Netgear DGN2200 stores credentials as plain text – allows full access in local subnet

In my previous post I made the remark that the telnet interface for my Netgear router does not require credentials. As such, you already have full root access the moment you connect.

After some digging I found that the web interface credentials are not encrypted at all. The contents of the /etc/passwd file are readable by the (Telnet) “nobody” user, with full access. Example output:

~ # whoami
~ # cat /etc/passwd

There is no /etc/shadow file.

This means that anyone on the local subnet (connected via Wifi at a coffee shop for example) can enable Telnet, and get the password for the web interface.

This is the latest firmware (version V1.0.0.37_1.0.21WW) available for this router.

How I fixed my Netgear router’s broken webserver

A couple of nights ago we had some stormy weather that resulted in a power outage. The night was filled with lightning strikes and the following morning I found myself unable to connect to the internet.

After attempting to log into the web interface of my router (and failing) I pinged it and realised that it was still running fine.
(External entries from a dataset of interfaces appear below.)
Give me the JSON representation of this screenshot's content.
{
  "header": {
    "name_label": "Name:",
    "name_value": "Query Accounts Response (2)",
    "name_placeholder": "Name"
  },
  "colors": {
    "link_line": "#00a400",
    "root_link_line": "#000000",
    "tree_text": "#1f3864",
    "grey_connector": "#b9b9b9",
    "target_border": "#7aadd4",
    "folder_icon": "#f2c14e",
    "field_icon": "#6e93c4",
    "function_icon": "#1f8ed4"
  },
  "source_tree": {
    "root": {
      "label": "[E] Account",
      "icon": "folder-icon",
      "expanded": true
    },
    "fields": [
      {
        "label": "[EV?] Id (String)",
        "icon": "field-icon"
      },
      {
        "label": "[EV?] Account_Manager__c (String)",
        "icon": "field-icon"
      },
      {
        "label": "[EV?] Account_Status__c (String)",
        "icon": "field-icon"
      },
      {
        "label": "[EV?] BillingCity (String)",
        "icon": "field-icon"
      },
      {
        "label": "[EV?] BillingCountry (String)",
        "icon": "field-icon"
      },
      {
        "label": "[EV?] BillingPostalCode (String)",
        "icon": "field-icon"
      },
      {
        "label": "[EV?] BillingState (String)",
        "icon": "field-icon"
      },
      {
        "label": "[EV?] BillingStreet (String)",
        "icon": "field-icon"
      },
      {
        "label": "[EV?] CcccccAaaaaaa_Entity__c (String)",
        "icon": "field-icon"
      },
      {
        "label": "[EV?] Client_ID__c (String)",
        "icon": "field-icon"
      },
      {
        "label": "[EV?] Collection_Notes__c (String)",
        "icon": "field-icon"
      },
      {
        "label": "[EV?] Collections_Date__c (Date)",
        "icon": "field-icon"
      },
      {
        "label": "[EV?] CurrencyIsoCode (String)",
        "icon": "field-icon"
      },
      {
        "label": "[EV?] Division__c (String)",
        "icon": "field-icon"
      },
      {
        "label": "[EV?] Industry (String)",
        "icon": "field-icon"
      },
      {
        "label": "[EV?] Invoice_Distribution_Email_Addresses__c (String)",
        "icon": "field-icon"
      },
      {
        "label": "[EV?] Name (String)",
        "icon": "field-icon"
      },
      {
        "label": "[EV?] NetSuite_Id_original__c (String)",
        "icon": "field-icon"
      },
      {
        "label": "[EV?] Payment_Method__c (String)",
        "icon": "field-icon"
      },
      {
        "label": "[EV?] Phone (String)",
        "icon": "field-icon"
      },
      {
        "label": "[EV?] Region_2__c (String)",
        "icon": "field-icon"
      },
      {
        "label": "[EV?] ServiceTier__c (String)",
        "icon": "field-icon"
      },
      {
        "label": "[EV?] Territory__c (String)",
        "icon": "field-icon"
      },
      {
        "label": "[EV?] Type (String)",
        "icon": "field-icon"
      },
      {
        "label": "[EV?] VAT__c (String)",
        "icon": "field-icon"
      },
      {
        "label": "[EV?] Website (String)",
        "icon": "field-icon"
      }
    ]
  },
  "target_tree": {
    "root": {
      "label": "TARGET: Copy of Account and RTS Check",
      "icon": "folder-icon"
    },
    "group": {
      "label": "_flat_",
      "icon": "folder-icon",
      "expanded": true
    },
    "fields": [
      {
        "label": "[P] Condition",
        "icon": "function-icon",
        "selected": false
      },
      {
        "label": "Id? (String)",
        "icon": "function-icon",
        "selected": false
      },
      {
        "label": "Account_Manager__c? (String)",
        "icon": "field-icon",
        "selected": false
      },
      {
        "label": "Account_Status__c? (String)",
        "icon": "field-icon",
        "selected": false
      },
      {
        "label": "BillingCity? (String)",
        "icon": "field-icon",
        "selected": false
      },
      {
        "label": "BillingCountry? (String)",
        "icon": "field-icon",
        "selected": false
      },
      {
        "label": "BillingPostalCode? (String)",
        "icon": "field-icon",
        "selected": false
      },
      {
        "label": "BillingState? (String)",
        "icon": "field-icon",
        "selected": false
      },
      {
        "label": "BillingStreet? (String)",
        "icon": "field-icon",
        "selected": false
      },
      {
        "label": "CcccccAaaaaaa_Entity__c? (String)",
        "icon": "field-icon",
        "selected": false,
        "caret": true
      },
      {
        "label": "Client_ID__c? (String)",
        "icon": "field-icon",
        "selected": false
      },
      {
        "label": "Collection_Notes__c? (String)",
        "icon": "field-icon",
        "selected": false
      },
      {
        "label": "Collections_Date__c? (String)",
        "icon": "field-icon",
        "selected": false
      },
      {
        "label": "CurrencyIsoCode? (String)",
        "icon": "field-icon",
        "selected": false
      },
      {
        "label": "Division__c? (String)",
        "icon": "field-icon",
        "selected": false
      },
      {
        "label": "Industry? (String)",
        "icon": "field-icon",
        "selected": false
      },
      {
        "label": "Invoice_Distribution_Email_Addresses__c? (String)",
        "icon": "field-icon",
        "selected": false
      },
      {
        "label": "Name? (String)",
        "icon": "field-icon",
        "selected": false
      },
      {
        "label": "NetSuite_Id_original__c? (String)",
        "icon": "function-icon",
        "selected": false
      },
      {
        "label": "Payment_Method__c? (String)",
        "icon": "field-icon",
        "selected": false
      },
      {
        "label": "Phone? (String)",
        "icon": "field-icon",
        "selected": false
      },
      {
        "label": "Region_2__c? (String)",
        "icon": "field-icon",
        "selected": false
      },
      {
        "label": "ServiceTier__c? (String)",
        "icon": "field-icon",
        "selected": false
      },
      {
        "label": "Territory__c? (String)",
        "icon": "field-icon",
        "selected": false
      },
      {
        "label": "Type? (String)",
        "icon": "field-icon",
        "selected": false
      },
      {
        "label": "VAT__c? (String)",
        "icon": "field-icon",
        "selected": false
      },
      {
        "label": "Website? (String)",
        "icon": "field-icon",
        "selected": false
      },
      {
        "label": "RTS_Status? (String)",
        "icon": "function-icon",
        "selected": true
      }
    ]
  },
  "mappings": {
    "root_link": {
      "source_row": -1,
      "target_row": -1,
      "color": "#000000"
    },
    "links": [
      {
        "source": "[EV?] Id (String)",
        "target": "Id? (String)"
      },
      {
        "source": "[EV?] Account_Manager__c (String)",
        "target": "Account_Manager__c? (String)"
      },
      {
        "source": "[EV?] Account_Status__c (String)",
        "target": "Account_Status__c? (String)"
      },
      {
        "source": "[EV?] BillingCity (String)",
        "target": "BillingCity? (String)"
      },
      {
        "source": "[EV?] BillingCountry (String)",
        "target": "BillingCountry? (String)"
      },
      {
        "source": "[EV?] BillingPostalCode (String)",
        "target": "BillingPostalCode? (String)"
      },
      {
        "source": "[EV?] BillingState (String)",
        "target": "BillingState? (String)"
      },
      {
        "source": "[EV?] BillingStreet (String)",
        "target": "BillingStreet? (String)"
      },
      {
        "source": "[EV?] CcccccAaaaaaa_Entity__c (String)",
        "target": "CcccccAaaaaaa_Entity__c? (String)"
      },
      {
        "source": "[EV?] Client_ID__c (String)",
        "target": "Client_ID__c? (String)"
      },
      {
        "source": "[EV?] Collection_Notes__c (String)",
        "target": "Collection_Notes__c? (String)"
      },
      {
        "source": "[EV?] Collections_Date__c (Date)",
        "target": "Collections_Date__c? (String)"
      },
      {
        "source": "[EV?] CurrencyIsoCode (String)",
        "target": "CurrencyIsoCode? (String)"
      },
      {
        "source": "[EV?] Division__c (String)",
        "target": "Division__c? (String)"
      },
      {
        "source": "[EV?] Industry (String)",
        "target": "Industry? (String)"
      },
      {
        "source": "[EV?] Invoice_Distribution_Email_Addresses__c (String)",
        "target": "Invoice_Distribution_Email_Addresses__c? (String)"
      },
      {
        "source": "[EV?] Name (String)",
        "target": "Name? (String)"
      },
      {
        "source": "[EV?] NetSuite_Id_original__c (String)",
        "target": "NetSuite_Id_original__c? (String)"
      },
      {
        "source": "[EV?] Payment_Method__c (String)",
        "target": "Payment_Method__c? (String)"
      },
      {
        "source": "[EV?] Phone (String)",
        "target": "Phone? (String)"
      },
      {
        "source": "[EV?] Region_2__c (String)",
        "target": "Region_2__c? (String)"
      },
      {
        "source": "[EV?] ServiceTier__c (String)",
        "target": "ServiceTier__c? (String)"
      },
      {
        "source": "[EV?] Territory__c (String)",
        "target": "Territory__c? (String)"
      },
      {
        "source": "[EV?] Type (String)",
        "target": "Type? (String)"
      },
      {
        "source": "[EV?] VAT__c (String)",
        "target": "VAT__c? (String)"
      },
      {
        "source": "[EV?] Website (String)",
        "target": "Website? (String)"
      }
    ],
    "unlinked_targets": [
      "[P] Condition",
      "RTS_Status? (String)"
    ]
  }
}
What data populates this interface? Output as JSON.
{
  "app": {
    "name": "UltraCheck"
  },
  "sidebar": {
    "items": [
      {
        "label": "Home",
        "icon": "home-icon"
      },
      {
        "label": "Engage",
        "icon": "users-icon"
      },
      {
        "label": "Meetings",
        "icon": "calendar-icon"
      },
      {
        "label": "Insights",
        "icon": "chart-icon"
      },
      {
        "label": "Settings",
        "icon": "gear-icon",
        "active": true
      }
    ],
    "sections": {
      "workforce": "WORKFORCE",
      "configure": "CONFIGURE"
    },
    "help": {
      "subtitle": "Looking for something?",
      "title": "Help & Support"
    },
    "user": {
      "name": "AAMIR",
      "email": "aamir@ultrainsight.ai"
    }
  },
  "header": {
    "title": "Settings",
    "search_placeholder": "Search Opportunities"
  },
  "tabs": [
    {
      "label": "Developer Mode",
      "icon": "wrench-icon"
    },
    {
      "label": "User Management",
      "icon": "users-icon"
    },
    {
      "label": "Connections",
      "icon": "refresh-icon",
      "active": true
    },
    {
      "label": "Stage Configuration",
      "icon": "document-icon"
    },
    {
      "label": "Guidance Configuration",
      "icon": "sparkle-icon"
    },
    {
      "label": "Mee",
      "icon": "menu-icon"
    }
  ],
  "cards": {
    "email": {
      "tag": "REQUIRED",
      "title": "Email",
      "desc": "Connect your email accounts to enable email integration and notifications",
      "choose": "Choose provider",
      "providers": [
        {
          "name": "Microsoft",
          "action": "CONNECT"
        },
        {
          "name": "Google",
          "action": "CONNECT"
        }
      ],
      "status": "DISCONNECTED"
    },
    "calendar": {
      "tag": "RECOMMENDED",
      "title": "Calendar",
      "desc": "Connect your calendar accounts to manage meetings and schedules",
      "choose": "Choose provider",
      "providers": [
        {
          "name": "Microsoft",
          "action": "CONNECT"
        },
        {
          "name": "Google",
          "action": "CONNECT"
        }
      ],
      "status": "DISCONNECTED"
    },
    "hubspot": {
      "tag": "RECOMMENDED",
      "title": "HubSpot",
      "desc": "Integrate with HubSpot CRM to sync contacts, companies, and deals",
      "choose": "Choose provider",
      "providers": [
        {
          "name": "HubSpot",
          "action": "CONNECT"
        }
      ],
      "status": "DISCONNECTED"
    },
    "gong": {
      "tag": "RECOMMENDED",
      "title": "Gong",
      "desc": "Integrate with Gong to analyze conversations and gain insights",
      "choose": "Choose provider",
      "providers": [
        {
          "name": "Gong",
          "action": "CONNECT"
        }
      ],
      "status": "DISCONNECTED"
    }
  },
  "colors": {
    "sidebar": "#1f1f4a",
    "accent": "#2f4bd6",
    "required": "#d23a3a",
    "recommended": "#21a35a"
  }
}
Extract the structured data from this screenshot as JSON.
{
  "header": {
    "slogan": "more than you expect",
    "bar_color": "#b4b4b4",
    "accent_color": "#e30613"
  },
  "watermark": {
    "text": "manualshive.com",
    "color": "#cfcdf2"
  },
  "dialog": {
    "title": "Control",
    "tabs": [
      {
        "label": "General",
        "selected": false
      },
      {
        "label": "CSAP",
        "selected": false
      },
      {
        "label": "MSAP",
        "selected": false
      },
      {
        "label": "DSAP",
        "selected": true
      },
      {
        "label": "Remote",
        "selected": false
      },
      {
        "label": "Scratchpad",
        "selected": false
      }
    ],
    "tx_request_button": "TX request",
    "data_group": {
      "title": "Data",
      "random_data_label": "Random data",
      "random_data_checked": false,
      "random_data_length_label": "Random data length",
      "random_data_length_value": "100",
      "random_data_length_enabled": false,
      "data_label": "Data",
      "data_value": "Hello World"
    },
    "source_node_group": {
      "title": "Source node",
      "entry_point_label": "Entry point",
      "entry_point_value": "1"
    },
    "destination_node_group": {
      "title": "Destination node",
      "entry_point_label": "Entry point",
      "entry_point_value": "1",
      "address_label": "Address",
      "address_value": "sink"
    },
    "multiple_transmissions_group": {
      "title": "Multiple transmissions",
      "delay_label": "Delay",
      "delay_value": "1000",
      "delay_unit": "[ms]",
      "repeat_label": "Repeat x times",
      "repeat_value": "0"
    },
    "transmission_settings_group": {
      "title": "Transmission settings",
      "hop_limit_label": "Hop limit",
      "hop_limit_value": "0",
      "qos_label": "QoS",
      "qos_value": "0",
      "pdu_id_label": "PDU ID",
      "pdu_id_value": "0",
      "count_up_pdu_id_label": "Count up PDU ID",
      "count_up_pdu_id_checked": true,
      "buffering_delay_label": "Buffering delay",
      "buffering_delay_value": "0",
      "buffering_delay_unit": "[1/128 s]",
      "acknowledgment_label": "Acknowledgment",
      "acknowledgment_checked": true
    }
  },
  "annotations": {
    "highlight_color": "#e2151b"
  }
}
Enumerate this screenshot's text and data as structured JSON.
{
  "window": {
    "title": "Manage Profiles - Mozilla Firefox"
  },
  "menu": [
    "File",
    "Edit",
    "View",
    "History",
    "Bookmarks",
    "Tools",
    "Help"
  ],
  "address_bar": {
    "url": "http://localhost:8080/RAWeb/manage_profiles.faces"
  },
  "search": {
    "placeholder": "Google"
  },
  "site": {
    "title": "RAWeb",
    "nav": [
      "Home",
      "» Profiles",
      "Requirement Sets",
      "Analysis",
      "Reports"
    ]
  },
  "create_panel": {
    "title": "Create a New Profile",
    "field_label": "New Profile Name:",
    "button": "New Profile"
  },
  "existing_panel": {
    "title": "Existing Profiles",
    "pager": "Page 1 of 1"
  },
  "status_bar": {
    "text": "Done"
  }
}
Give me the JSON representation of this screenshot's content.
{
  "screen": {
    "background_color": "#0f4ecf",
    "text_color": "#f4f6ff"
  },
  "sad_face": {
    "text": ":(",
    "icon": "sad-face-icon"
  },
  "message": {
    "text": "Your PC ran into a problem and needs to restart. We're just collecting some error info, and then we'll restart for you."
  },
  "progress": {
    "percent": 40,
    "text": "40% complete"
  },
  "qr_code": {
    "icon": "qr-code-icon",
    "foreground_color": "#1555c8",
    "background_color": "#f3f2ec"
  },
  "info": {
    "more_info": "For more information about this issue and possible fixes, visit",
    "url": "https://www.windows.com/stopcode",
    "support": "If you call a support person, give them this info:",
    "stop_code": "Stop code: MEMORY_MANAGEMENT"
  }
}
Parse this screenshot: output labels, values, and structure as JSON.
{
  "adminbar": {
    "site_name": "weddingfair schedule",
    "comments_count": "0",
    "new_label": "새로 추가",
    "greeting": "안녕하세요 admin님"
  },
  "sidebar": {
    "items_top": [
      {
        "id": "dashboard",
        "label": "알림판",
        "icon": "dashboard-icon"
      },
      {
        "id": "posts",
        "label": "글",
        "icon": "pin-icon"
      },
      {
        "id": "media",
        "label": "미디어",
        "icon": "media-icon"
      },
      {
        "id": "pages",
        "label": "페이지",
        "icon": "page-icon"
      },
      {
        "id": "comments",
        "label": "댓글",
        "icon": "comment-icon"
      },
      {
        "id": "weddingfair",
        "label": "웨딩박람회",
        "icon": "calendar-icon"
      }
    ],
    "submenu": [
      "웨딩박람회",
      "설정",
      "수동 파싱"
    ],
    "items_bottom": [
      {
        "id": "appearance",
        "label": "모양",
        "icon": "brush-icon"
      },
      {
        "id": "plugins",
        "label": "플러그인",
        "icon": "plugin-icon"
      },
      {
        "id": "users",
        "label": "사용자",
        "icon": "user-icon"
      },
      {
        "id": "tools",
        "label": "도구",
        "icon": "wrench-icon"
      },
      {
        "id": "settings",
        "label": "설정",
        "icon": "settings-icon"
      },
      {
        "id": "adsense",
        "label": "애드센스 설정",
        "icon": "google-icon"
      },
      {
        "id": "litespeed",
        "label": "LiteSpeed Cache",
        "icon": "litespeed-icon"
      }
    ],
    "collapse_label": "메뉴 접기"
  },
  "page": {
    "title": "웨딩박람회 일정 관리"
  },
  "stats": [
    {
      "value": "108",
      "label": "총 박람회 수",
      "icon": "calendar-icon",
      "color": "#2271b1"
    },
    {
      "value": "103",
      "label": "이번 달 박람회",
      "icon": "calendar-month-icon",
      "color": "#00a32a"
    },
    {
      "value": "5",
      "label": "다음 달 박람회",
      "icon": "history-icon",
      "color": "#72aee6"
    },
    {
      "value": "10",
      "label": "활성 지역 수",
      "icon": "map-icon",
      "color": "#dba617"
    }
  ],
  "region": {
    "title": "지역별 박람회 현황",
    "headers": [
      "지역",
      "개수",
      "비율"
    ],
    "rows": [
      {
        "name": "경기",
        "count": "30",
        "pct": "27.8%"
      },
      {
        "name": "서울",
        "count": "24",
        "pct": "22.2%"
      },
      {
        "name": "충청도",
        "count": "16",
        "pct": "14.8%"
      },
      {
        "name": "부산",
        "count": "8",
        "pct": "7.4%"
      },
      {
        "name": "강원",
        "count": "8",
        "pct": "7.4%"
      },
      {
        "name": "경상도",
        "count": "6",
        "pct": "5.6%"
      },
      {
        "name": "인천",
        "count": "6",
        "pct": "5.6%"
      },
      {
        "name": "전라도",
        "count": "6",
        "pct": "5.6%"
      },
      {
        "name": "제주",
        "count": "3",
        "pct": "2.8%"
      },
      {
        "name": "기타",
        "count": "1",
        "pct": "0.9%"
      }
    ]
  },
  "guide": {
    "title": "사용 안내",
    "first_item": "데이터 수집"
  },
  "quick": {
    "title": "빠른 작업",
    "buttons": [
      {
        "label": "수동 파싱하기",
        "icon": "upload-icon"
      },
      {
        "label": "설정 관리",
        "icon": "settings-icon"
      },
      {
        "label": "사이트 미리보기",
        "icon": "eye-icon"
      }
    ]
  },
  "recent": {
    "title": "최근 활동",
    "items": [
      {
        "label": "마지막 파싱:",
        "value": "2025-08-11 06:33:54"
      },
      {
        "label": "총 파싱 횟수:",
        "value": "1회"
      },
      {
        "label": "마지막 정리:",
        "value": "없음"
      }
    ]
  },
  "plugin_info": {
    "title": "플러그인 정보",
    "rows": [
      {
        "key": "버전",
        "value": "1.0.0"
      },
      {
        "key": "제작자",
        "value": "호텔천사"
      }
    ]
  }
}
Numerous reboots followed during which I discovered that the web interface actually worked, but only for about 30 seconds after booting, after which it stopped responding to requests entirely.

It was in these 30 second moments of insight that I found that my DNS settings were erased (I assume this was due to the bad weather), so I quickly fixed it. I finally had a working internet connection again, and set about fixing the web interface.

After a bit of research it became clear that the only other option of connecting was via Telnet, but telnet was disable by default. Further digging lead me to this tool used by Netgear technicians to temporarily enable Telnet access while connected in the router’s subnet. Oddly enough, after connecting I found that it didn’t require any authentication. This came as quite a surprise and I suspect that there is no easy way to fix this.

Anyway, I now had full root access to my router’s (somewhat outdated) Linux OS. I checked top and noticed that httpd was still running, and yet it was not responding to requests. Shortly after restarting the daemon manually I found that the web interface was working fine once again, and for longer than 30 seconds. I used it to run a firmware upgrade which solved the problem entirely. The web interface was fine once again, and I didn’t notice any permanent lightning damage.

A quick how-to for the Telnet tool:
It must be run on the router’s local subnet, otherwise it won’t respond and you need to use the following command:
telnetEnable.exe <Router’s IP> <Router’s MAC Address with all separators such as colons removed, and all letters in caps> Gearguy Geardog
For example:
telnetEnable.exe 30469A24067F Gearguy Geardog

That should enable Telnet on your router until the next reboot.